What the task requires:
Identify each line in the records below that contains the word "calendar", and copy it.

Material provided:
====

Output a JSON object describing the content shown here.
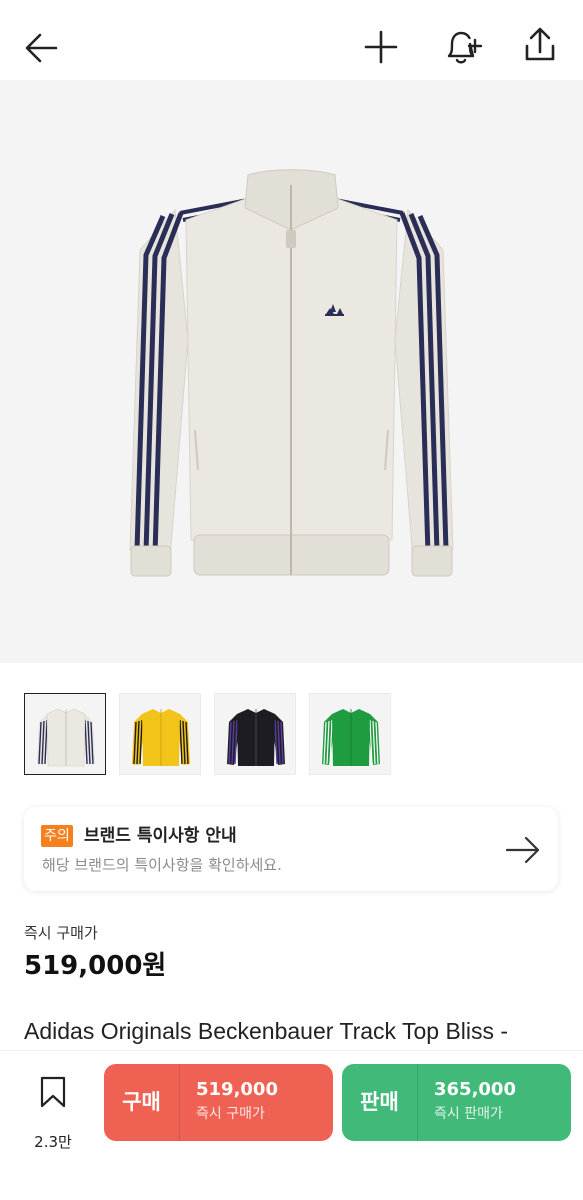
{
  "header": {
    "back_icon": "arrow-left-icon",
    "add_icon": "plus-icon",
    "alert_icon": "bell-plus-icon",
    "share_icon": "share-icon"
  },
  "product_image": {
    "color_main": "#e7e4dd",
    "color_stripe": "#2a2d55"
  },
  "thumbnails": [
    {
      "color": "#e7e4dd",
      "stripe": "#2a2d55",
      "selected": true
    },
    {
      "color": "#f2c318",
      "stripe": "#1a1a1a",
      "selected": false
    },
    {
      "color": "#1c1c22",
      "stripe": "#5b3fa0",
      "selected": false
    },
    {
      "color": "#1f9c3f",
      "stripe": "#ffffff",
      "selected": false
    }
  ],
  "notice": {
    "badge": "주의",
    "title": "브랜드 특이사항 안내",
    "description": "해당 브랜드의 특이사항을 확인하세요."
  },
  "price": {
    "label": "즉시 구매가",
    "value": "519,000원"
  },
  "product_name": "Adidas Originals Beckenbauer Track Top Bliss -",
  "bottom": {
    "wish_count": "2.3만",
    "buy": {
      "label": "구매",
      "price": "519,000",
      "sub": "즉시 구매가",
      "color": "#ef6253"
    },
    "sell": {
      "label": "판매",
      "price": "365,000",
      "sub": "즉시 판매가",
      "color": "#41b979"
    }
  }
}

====

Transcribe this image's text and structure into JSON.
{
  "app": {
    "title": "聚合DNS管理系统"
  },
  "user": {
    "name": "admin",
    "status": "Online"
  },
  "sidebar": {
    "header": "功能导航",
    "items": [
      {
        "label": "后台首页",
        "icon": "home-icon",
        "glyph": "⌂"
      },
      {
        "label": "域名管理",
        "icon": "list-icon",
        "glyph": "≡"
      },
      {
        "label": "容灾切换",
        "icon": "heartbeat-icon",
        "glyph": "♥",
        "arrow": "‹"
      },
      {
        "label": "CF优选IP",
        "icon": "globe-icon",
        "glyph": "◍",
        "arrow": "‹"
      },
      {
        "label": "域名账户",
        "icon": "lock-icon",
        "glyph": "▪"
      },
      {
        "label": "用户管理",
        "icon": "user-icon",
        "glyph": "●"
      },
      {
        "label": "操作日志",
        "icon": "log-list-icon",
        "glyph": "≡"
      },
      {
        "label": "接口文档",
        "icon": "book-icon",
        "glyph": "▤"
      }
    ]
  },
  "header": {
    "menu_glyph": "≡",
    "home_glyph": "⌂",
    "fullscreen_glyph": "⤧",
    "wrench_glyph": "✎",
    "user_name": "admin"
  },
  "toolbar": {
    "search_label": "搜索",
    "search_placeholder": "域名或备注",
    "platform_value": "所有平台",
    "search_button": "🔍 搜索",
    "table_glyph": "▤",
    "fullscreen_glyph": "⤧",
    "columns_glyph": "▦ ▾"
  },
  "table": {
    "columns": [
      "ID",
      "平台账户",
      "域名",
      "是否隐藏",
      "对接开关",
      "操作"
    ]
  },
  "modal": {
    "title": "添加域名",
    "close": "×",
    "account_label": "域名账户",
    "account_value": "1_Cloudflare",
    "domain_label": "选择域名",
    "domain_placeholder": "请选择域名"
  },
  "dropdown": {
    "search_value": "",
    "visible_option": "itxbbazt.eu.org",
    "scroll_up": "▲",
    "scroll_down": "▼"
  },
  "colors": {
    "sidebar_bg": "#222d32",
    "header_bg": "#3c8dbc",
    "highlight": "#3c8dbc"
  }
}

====

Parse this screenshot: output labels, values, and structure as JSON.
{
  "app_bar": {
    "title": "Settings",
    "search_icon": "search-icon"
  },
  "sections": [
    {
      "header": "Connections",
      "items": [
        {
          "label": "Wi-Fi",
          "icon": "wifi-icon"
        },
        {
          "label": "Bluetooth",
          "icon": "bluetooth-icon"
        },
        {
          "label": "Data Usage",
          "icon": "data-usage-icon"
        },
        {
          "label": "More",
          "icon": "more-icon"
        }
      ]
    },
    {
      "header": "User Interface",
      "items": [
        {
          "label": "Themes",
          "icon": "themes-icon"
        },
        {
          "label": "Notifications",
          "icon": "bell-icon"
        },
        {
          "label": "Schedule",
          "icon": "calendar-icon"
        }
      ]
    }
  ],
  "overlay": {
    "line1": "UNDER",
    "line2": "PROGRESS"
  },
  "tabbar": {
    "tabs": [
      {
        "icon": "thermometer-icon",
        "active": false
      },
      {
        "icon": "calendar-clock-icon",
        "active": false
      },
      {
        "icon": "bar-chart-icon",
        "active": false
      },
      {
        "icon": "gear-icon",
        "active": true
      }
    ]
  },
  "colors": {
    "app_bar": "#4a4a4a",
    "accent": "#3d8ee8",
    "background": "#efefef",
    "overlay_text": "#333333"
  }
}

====

Response below:
          "icon": "calendar-icon"
        "icon": "calendar-clock-icon",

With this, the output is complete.